A Christian conservative burned four LGBTQ library books to protest equality

"Morris Micklewhite and the Tangerine Dress" was one of the books burned in the video.

"Morris Micklewhite and the Tangerine Dress" was one of the books burned in the video. Christine Baldacchino/Isabelle Malenfant

A library in Iowa is looking at legal options as a video surfaced of a Christian conservative burning LGBTQ library book.

This past Friday, Paul Dorr of Orange City, Iowa, burned four books during a 27-minute Facebook video.

Most of the video shows Dorr reading a blog post entitled “May God And The Homosexuals of OC Pride Please Forgive Us!” that he posted on the website of the organization “Rescue the Perishing.”

The blog post is a conservative rant against “the culture,” which he calls “bad enough.”

Related: ‘Will & Grace’ creator donated the gay bunny book to every elementary school in Mike Pence’s home state

“Once they blasphemed the transcendent God as ‘myth’, then the revolutionaries attacked God’s precepts and laws governing sex as mere ‘mythology’ with the necessary arrogance and ridicule added to it,” he wrote.

“Private, loving and intimate marital union became naturalistic and animalistic -not any different than any other bodily function. Oh, such degradation they’ve brought us.”

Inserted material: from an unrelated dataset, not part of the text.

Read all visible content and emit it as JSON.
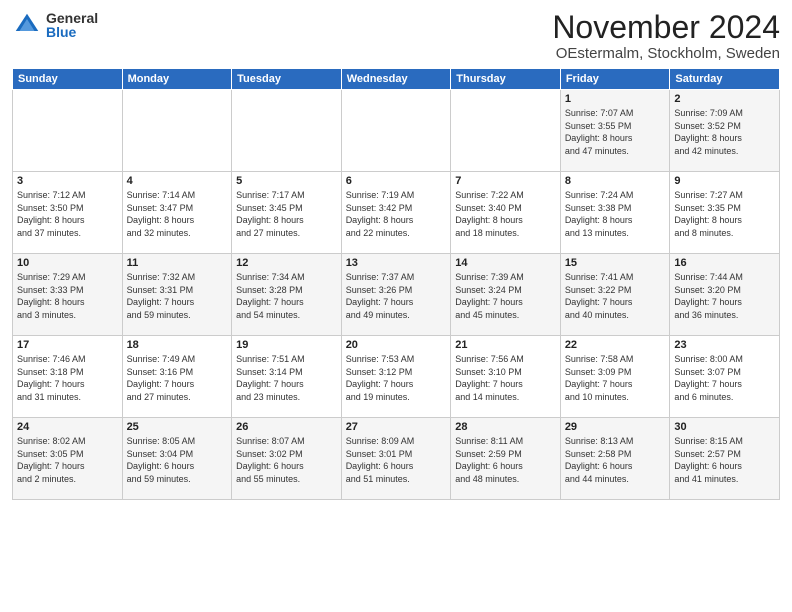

At the end of the video, he burned four LGBTQ-affirming books that he said he checked out from the local library: Two Boys Kissing, by David Levithan; Morris Micklewhite and the Tangerine Dress, by Christine Baldacchino; This Day In June, by Gayle E. Pitman; and Families, Families, Families!, by Suzanne and Max Lang.

“Frankly, I found it disgusting,” said Mark Stringer, executive director of the ACLU of Iowa. “We are disturbed to see this.”

“Burning books from a public library is a clear attempt to shut down the open sharing and discussion of ideas. It’s one person, or maybe a group, deciding that they’re the gatekeeper of ideas for the rest of the public.”

Amanda Vazquez, director of the Orange City Public Library, said that the library’s board has spoken with authorities to determine the “next steps,” which may include legal action against Dorr.

The Orange City Police Chief said that they are investigating the matter, but did not want to comment on it.

In a statement, the local organization OC Pride said, “It is disappointing to see folks break the law in a community where we believe abiding by the law keeps everyone safe.”

Dorr refused to talk to the press about his book burning.

This Story Filed Under

Comments